**Problem description**
Print the listing below word for word, but drop any pictures it contains.

**Data records**
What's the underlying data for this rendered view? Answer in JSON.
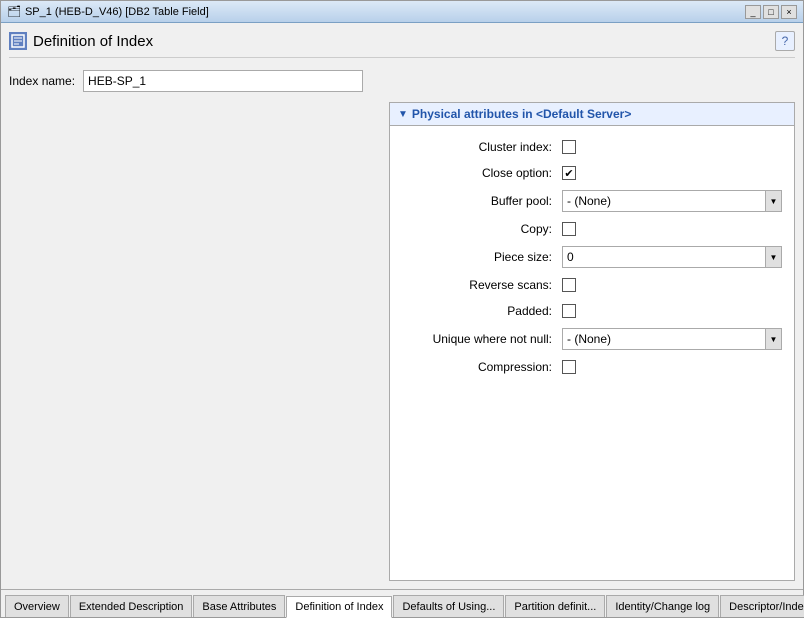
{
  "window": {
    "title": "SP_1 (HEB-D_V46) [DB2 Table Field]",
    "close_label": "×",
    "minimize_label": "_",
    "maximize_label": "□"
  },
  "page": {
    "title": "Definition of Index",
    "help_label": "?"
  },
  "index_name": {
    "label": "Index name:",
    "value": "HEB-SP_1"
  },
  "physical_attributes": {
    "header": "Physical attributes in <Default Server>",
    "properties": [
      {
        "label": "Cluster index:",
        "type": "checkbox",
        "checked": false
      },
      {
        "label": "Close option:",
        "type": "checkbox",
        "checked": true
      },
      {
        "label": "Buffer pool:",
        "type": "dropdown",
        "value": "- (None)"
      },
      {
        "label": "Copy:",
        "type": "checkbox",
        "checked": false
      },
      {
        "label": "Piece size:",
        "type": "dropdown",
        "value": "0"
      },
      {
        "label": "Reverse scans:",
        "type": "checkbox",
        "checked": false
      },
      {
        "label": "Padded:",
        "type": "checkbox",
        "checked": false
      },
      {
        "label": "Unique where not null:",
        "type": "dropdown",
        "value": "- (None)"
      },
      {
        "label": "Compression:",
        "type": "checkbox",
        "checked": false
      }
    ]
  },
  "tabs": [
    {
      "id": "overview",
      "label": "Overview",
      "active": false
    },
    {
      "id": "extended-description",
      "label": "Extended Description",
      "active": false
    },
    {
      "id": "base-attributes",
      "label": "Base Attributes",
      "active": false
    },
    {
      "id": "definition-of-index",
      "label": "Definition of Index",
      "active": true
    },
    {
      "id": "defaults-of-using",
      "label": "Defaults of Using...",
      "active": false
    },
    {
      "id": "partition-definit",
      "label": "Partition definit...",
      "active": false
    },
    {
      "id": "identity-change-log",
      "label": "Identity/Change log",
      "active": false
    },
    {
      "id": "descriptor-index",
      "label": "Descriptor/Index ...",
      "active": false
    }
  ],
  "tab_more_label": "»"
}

**Answer for the task**
What's the underlying data for this rendered view? Answer in JSON.
{
  "window": {
    "title": "SP_1 (HEB-D_V46) [DB2 Table Field]",
    "close_label": "×",
    "minimize_label": "_",
    "maximize_label": "□"
  },
  "page": {
    "title": "Definition of Index",
    "help_label": "?"
  },
  "index_name": {
    "label": "Index name:",
    "value": "HEB-SP_1"
  },
  "physical_attributes": {
    "header": "Physical attributes in <Default Server>",
    "properties": [
      {
        "label": "Cluster index:",
        "type": "checkbox",
        "checked": false
      },
      {
        "label": "Close option:",
        "type": "checkbox",
        "checked": true
      },
      {
        "label": "Buffer pool:",
        "type": "dropdown",
        "value": "- (None)"
      },
      {
        "label": "Copy:",
        "type": "checkbox",
        "checked": false
      },
      {
        "label": "Piece size:",
        "type": "dropdown",
        "value": "0"
      },
      {
        "label": "Reverse scans:",
        "type": "checkbox",
        "checked": false
      },
      {
        "label": "Padded:",
        "type": "checkbox",
        "checked": false
      },
      {
        "label": "Unique where not null:",
        "type": "dropdown",
        "value": "- (None)"
      },
      {
        "label": "Compression:",
        "type": "checkbox",
        "checked": false
      }
    ]
  },
  "tabs": [
    {
      "id": "overview",
      "label": "Overview",
      "active": false
    },
    {
      "id": "extended-description",
      "label": "Extended Description",
      "active": false
    },
    {
      "id": "base-attributes",
      "label": "Base Attributes",
      "active": false
    },
    {
      "id": "definition-of-index",
      "label": "Definition of Index",
      "active": true
    },
    {
      "id": "defaults-of-using",
      "label": "Defaults of Using...",
      "active": false
    },
    {
      "id": "partition-definit",
      "label": "Partition definit...",
      "active": false
    },
    {
      "id": "identity-change-log",
      "label": "Identity/Change log",
      "active": false
    },
    {
      "id": "descriptor-index",
      "label": "Descriptor/Index ...",
      "active": false
    }
  ],
  "tab_more_label": "»"
}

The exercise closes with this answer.